Is there such a thing as legal overkill? If you have one law against something - murder, for instance - do you need more laws against it?
Actually, you might - at least sometimes.
Take Alabama's law limiting the use of property condemnation. The law was passed last year after the U.S. Supreme Court said states could condemn property for private resale and reuse. But the court stipulated that states could limit such actions as they saw fit.
So Alabama passed its statute to keep people's homes and land from being taken for such things as shopping centers, restaurants and industries.
Giveth and taketh
But some people didn't think the law went far enough. After all, what the Legislature giveth, the Legislature can taketh away. So they proposed a constitutional amendment. That way, such restrictions would be imposed by the voters and could only be repealed by the voters.
Now, as the debate continues in the Legislature, citizens are treated to the odd spectacle of some special interests saying the law goes too far and others saying it doesn't go far enough.
At the core of the proposal, there's seemingly not much wiggle room. But because the amendment would allow condemnation and private reuse of "blighted" property, a debate arises over what "blighted" means. To tell you the truth, I don't know.
And last week one cattle farmer said the proposal didn't go far enough, that it was laden with special-interest goodies. Meanwhile, an attorney for the city of Birmingham said the proposal in its current form would harm beautification efforts. Again, I have no idea what he was talking about.
In the face of such contradictory objections, I might be tempted to say leave well enough alone. Alabama has a law and that should suffice.
But I can also think of some loopholes. Private firms that want to build toll roads have in the past asked the Legislature for the power of eminent domain. (Otherwise, they couldn't build their roads.) Under the 2005 law, nothing would prevent the Legislature from amending the language to allow that.
And I cannot deny the reality that eminent domain is broader than it used to be. The federal government, for example, has given condemnation powers to private energy companies to build such things as electrical transmission lines, oil pipelines and natural-gas terminals.

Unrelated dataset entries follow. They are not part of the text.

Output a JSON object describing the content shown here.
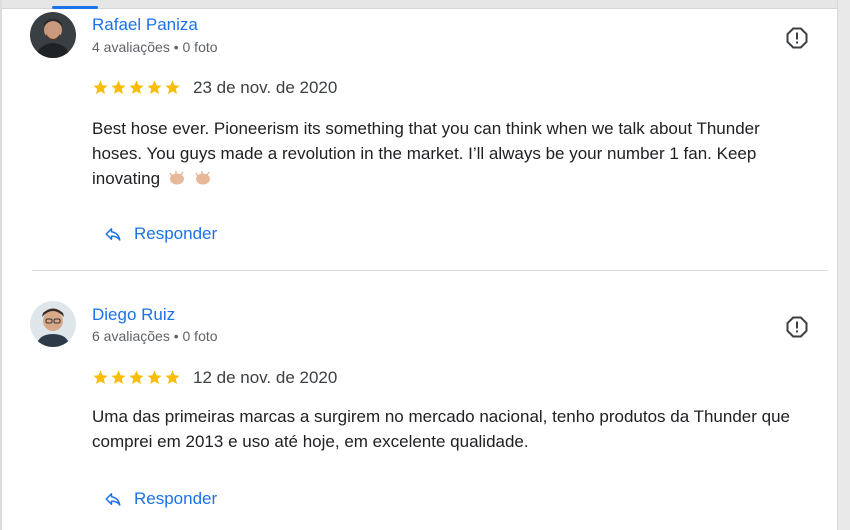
{
  "reviews": [
    {
      "name": "Rafael Paniza",
      "meta": "4 avaliações • 0 foto",
      "rating": 5,
      "date": "23 de nov. de 2020",
      "text": "Best hose ever. Pioneerism its something that you can think when we talk about Thunder hoses. You guys made a revolution in the market. I’ll always be your number 1 fan. Keep inovating",
      "reply_label": "Responder"
    },
    {
      "name": "Diego Ruiz",
      "meta": "6 avaliações • 0 foto",
      "rating": 5,
      "date": "12 de nov. de 2020",
      "text": "Uma das primeiras marcas a surgirem no mercado nacional, tenho produtos da Thunder que comprei em 2013 e uso até hoje, em excelente qualidade.",
      "reply_label": "Responder"
    }
  ],
  "colors": {
    "accent": "#1a73e8",
    "star": "#fbbc04",
    "meta": "#5f6368"
  },
  "icons": {
    "flag": "report-icon",
    "reply": "reply-arrow-icon",
    "star": "star-icon",
    "emoji": "clapping-hands-icon"
  }
}
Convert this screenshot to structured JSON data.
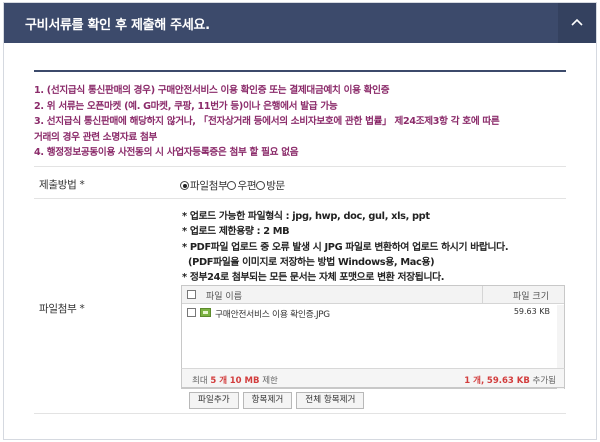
{
  "header": {
    "title": "구비서류를 확인 후 제출해 주세요."
  },
  "notices": [
    "1. (선지급식 통신판매의 경우) 구매안전서비스 이용 확인증 또는 결제대금예치 이용 확인증",
    "2. 위 서류는 오픈마켓 (예. G마켓, 쿠팡, 11번가 등)이나 은행에서 발급 가능",
    "3. 선지급식 통신판매에 해당하지 않거나, 「전자상거래 등에서의 소비자보호에 관한 법률」 제24조제3항 각 호에 따른",
    "거래의 경우 관련 소명자료 첨부",
    "4. 행정정보공동이용 사전동의 시 사업자등록증은 첨부 할 필요 없음"
  ],
  "submit_method": {
    "label": "제출방법 *",
    "options": [
      "파일첨부",
      "우편",
      "방문"
    ],
    "selected": "파일첨부"
  },
  "attachment": {
    "label": "파일첨부 *",
    "guide": [
      "* 업로드 가능한 파일형식 : jpg, hwp, doc, gul, xls, ppt",
      "* 업로드 제한용량 : 2 MB",
      "* PDF파일 업로드 중 오류 발생 시 JPG 파일로 변환하여 업로드 하시기 바랍니다.",
      "(PDF파일을 이미지로 저장하는 방법  Windows용, Mac용)",
      "* 정부24로 첨부되는 모든 문서는 자체 포맷으로 변환 저장됩니다."
    ],
    "columns": {
      "name": "파일 이름",
      "size": "파일 크기"
    },
    "files": [
      {
        "name": "구매안전서비스 이용 확인증.JPG",
        "size": "59.63 KB",
        "icon": "jpg-file-icon"
      }
    ],
    "limit": {
      "prefix": "최대",
      "count": "5 개",
      "size": "10 MB",
      "suffix": "제한"
    },
    "status": {
      "count": "1 개,",
      "size": "59.63 KB",
      "suffix": "추가됨"
    },
    "buttons": {
      "add": "파일추가",
      "remove": "항목제거",
      "remove_all": "전체 항목제거"
    }
  }
}
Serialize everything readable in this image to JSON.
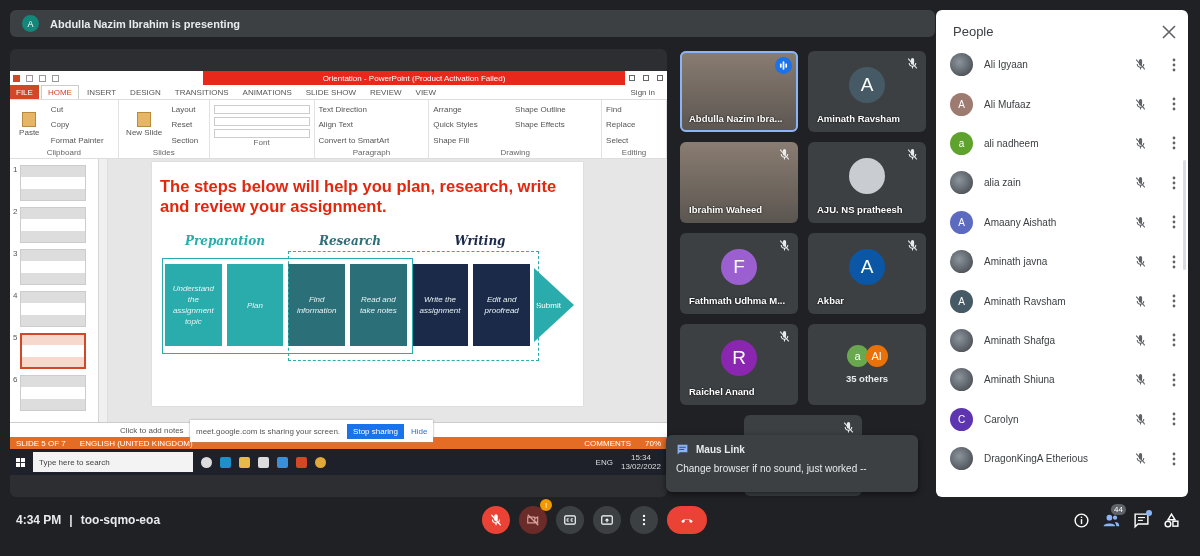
{
  "presenting_banner": {
    "initial": "A",
    "text": "Abdulla Nazim Ibrahim is presenting"
  },
  "shared_screen": {
    "window_title": "Orientation - PowerPoint (Product Activation Failed)",
    "sign_in": "Sign in",
    "ribbon_tabs": [
      {
        "label": "FILE",
        "kind": "file",
        "selected": false
      },
      {
        "label": "HOME",
        "kind": "tab",
        "selected": true
      },
      {
        "label": "INSERT",
        "kind": "tab",
        "selected": false
      },
      {
        "label": "DESIGN",
        "kind": "tab",
        "selected": false
      },
      {
        "label": "TRANSITIONS",
        "kind": "tab",
        "selected": false
      },
      {
        "label": "ANIMATIONS",
        "kind": "tab",
        "selected": false
      },
      {
        "label": "SLIDE SHOW",
        "kind": "tab",
        "selected": false
      },
      {
        "label": "REVIEW",
        "kind": "tab",
        "selected": false
      },
      {
        "label": "VIEW",
        "kind": "tab",
        "selected": false
      }
    ],
    "ribbon_groups": [
      {
        "label": "Clipboard",
        "commands": [
          "Paste",
          "Cut",
          "Copy",
          "Format Painter"
        ]
      },
      {
        "label": "Slides",
        "commands": [
          "New Slide",
          "Layout",
          "Reset",
          "Section"
        ]
      },
      {
        "label": "Font"
      },
      {
        "label": "Paragraph",
        "commands": [
          "Text Direction",
          "Align Text",
          "Convert to SmartArt"
        ]
      },
      {
        "label": "Drawing",
        "commands": [
          "Arrange",
          "Quick Styles",
          "Shape Fill",
          "Shape Outline",
          "Shape Effects"
        ]
      },
      {
        "label": "Editing",
        "commands": [
          "Find",
          "Replace",
          "Select"
        ]
      }
    ],
    "thumbnails": [
      {
        "number": "1",
        "selected": false
      },
      {
        "number": "2",
        "selected": false
      },
      {
        "number": "3",
        "selected": false
      },
      {
        "number": "4",
        "selected": false
      },
      {
        "number": "5",
        "selected": true
      },
      {
        "number": "6",
        "selected": false
      }
    ],
    "slide": {
      "title": "The steps below will help you plan, research, write and review your assignment.",
      "stages": [
        {
          "label": "Preparation",
          "color": "#2aacac"
        },
        {
          "label": "Research",
          "color": "#2b6f78"
        },
        {
          "label": "Writing",
          "color": "#1c2a4a"
        }
      ],
      "steps": [
        {
          "text": "Understand the assignment topic",
          "color": "#2aacac"
        },
        {
          "text": "Plan",
          "color": "#2aacac"
        },
        {
          "text": "Find information",
          "color": "#2b6f78"
        },
        {
          "text": "Read and take notes",
          "color": "#2b6f78"
        },
        {
          "text": "Write the assignment",
          "color": "#1c2a4a"
        },
        {
          "text": "Edit and proofread",
          "color": "#1c2a4a"
        }
      ],
      "final_step": "Submit"
    },
    "notes_placeholder": "Click to add notes",
    "share_bar": {
      "message": "meet.google.com is sharing your screen.",
      "stop_button": "Stop sharing",
      "hide_link": "Hide"
    },
    "status_bar": {
      "slide_count": "SLIDE 5 OF 7",
      "language": "ENGLISH (UNITED KINGDOM)",
      "comments": "COMMENTS",
      "zoom": "70%"
    },
    "taskbar": {
      "search_placeholder": "Type here to search",
      "language": "ENG",
      "time": "15:34",
      "date": "13/02/2022"
    }
  },
  "tiles": [
    {
      "kind": "video",
      "name": "Abdulla Nazim Ibra...",
      "muted": false,
      "speaking": true
    },
    {
      "kind": "initial",
      "name": "Aminath Ravsham",
      "initial": "A",
      "color": "#455a64",
      "muted": true,
      "speaking": false
    },
    {
      "kind": "video",
      "name": "Ibrahim Waheed",
      "muted": true,
      "speaking": false
    },
    {
      "kind": "photo",
      "name": "AJU. NS pratheesh",
      "muted": true,
      "speaking": false
    },
    {
      "kind": "initial",
      "name": "Fathmath Udhma M...",
      "initial": "F",
      "color": "#9c5fd0",
      "muted": true,
      "speaking": false
    },
    {
      "kind": "initial",
      "name": "Akbar",
      "initial": "A",
      "color": "#0b57a5",
      "muted": true,
      "speaking": false
    },
    {
      "kind": "initial",
      "name": "Raichel Anand",
      "initial": "R",
      "color": "#8b26b0",
      "muted": true,
      "speaking": false
    },
    {
      "kind": "others",
      "name": "35 others",
      "avatars": [
        {
          "initial": "a",
          "color": "#6aa84f"
        },
        {
          "initial": "Al",
          "color": "#e8710a"
        }
      ],
      "muted": false,
      "speaking": false
    },
    {
      "kind": "blank",
      "muted": true,
      "speaking": false
    }
  ],
  "chat_toast": {
    "sender": "Maus Link",
    "message": "Change browser if no sound, just worked --"
  },
  "people_panel": {
    "title": "People",
    "people": [
      {
        "name": "Ali Igyaan",
        "kind": "photo",
        "muted": true
      },
      {
        "name": "Ali Mufaaz",
        "kind": "initial",
        "initial": "A",
        "color": "#9d7b70",
        "muted": true
      },
      {
        "name": "ali nadheem",
        "kind": "initial",
        "initial": "a",
        "color": "#5fa32e",
        "muted": true
      },
      {
        "name": "alia zain",
        "kind": "photo",
        "muted": true
      },
      {
        "name": "Amaany Aishath",
        "kind": "initial",
        "initial": "A",
        "color": "#5c6bc0",
        "muted": true
      },
      {
        "name": "Aminath javna",
        "kind": "photo",
        "muted": true
      },
      {
        "name": "Aminath Ravsham",
        "kind": "initial",
        "initial": "A",
        "color": "#455a64",
        "muted": true
      },
      {
        "name": "Aminath Shafga",
        "kind": "photo",
        "muted": true
      },
      {
        "name": "Aminath Shiuna",
        "kind": "photo",
        "muted": true
      },
      {
        "name": "Carolyn",
        "kind": "initial",
        "initial": "C",
        "color": "#5e35b1",
        "muted": true
      },
      {
        "name": "DragonKingA Etherious",
        "kind": "photo",
        "muted": true
      }
    ]
  },
  "toolbar": {
    "time": "4:34 PM",
    "separator": "|",
    "meeting_code": "too-sqmo-eoa",
    "mic_on": false,
    "camera_on": false,
    "camera_alert": "!",
    "people_count": "44",
    "chat_unread": true
  }
}
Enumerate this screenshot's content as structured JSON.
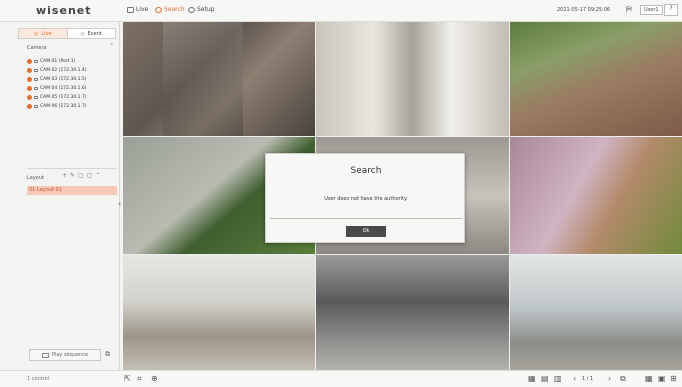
{
  "app": {
    "logo": "wisenet"
  },
  "topbar": {
    "menu": [
      {
        "label": "Live"
      },
      {
        "label": "Search"
      },
      {
        "label": "Setup"
      }
    ],
    "datetime": "2021-05-17 09:25:06",
    "user": "User1"
  },
  "sidebar": {
    "tabs": [
      {
        "label": "Live"
      },
      {
        "label": "Event"
      }
    ],
    "camera_title": "Camera",
    "cameras": [
      {
        "label": "CAM 01 (Port 1)"
      },
      {
        "label": "CAM 02 (172.30.1.4)"
      },
      {
        "label": "CAM 03 (172.30.1.5)"
      },
      {
        "label": "CAM 04 (172.30.1.6)"
      },
      {
        "label": "CAM 05 (172.30.1.7)"
      },
      {
        "label": "CAM 06 (172.30.1.7)"
      }
    ],
    "layout_title": "Layout",
    "layout_item": "01 Layout 01",
    "play_button": "Play sequence",
    "status": "1 control"
  },
  "dialog": {
    "title": "Search",
    "message": "User does not have the authority.",
    "ok": "Ok"
  },
  "bottombar": {
    "pager": "1 / 1"
  }
}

Who might get special powers next? New-car dealers? Drug companies? Shouldn't someone draw a line somewhere?
In addition, I don't know whether we are to trust the Legislature to impose limits on eminent domain by statute alone. Historically, the Legislature has often played favorites on matters both serious and trivial. (Alabama still has an official state whiskey, even though the owner of the company was charged later with bootlegging.)
At the same time, the public might wonder about cities and counties fighting the limits on condemnation when many of those cities and counties complain daily about the lack of home rule and how the Legislature controls everything.
The case for caution
Public seizure of property ought to be for a public purpose, period. Blighted urban areas can be dealt with in ways that do not take someone's property and sell it to someone else.
Even so, unless the constitutional amendment can be done right, we shouldn't do it at all. Otherwise, we'll be doing it again and again (isn't that the history of the Alabama Constitution and its 700-plus amendments?) with lawsuits resulting from every change.
Taking the new law, restating it in constitutional amendment form and then submitting it to the voters shouldn't be this difficult. I guess it just shows why so many other persistent problems plaguing this state are so damnably difficult to solve.
The Huntsville Times: www.al.com/opinion/huntsvilletimes